Is this the way Borrow has been used in Rust’s documentation? And if so is there a particular reason it was chosen to be applied to & rather than &mut?

NOTE: I’m not (yet) positing we should change this, that would be a massive discussion all it’s own and require it’s own (several) threads to decide. I’m just trying to make sure I understand some of the confusion that’s coming up.


I agree with you that the analogy of “borrow” like a book fails pretty fast. I like to think of it as:

  • & : shared viewing (you and I and maybe others “looking” at the book together, but, none of us can change it, not even turn the page)
  • &mut : borrow - you take the book, but, will give it back when you are done. You can even write in it if you want or turn the page.
  • owned/move : I give you the book. You make no promise to ever give it back. It’s yours now.

So, I agree that using “borrow” for both & and &mut is somewhat and incorrect mental model.


Ok, given this, and some of the things about stability in the rust early days mentioned here it’s possible & and &mut were chosen specifically because they aren’t words; at least until we can settle on a solid base of terminology, which may be an interesting discussion all it’s own.

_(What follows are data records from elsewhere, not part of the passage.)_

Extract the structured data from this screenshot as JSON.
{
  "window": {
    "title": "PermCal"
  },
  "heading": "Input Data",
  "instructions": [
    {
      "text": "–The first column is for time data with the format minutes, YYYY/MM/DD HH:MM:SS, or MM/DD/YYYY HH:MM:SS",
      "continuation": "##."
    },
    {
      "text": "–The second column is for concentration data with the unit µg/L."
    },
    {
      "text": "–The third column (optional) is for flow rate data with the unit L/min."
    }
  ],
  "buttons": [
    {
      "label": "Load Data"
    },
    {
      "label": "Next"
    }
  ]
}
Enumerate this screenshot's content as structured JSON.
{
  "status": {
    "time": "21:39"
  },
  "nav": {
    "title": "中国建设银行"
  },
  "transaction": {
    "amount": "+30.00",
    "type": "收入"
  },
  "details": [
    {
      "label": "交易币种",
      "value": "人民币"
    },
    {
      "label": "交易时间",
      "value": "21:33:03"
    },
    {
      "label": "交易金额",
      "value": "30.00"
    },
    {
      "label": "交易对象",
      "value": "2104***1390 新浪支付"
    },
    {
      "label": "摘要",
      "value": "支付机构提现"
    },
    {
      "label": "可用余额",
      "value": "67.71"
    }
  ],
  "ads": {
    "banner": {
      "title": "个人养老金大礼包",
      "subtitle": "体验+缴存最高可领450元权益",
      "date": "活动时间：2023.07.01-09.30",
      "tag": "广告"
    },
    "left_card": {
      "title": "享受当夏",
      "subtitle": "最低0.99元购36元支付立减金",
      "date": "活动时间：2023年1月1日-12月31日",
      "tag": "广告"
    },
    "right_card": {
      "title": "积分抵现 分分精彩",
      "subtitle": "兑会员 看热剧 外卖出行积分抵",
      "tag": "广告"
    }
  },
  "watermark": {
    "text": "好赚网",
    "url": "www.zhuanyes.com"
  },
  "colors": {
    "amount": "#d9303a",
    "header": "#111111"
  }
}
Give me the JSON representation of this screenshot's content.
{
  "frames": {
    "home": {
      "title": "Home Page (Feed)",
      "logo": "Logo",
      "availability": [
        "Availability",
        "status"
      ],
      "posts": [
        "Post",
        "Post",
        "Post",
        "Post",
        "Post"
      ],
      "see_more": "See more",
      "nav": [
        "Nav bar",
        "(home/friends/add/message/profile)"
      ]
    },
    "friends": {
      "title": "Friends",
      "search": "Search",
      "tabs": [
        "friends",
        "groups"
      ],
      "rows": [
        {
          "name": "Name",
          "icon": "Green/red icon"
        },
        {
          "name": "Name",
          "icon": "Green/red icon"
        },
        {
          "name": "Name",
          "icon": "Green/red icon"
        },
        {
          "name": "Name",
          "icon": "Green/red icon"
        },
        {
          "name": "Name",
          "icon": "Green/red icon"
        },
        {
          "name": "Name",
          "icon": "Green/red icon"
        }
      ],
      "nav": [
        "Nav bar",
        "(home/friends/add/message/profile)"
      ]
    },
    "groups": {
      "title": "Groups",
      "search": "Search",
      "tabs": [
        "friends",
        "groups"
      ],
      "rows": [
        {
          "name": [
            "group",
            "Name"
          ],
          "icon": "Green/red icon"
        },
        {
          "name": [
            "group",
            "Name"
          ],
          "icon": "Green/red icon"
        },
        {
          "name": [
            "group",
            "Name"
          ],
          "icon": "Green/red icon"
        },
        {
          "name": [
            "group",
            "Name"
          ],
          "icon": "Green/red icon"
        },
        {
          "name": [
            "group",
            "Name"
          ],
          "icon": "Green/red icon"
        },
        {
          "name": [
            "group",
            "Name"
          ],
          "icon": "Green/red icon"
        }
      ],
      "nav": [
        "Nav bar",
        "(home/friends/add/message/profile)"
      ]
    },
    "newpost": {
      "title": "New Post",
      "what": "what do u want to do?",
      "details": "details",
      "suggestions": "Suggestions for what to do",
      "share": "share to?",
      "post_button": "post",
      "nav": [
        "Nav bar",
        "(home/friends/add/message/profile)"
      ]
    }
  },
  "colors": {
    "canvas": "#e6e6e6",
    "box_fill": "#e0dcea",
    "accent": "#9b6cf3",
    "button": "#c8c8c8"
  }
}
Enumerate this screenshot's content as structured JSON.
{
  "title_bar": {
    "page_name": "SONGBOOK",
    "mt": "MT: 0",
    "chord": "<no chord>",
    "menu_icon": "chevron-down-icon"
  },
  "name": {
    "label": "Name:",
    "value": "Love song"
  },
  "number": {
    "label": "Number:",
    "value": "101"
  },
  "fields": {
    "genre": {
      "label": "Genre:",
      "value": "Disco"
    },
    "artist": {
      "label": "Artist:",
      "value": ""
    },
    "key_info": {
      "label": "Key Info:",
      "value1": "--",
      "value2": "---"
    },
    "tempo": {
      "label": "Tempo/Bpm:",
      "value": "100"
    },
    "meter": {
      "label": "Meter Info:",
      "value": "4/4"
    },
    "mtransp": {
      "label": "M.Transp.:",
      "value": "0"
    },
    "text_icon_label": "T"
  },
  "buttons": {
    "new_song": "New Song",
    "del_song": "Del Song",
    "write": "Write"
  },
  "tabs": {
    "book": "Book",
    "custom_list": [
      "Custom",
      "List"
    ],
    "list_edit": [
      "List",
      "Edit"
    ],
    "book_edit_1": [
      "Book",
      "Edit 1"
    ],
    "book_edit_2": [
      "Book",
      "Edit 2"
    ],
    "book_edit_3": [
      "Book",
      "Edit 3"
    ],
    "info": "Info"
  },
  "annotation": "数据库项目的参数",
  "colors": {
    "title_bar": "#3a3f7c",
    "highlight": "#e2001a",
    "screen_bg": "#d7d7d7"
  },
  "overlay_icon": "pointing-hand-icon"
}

Does anyone have any suggestions which forum we should bring that discussion to, until we’ve built up a reasonable concensus on terms and possibly fill out this table to try and prevent this sort of vernacular collision?

.              | friend can't look | friend can look | friend can write
you can't look |  deleted          |                 | loan/borrow
you can look   |                   | show / look     | 
you can write  |  owned            |                 | shared (dangerous)


This is not permitted in “safe” rust. Only “unsafe” through pointer manipulation and de-ref can have this.


The “best” syntax depends on the target audience, and whether you’re targeting learnability or efficiency.

For example, very-short-term studies for non-programmers say you want repeat 5 times, not for _ in 0..5; integer, not int; number, not double or real; never use ==; :Get(0), not [0]; action, not fn; etc: An Empirical Investigation into Programming Language Syntax (Stefik & Siebert, 2013).

The question that’s much harder to study is whether fn being shorter makes it more efficient than action once someone has learned the language.


You’re both correct, there’s definitely a larger discussion to be had here that deserves it’s own main post. Is this the correct forum for me to start that post in?

NOTE: I should clarify that chart isn’t yet for final terms, just the closest words we can find in English (American, British, English, or otherwise) to match these concepts even if they aren’t yet implemented in Rust, my hope would be for it to serve as a guideline for further discussion and a reference point if a function for another of these matrix boxes shows up at some point.


And after re-reading through your post I also agree there’s a deeper discussion to be had about this.

But trying to have it before the documentation is “fixed” (either corrected or locked in place with an explanation of why) we’re going to end up with people using the same terminology for different concepts which I anticipate will get unmanageably confusing and tie the discussion into knots.

And ty for linking sources so we can all be on the same page once we are ready for that discussion :slight_smile: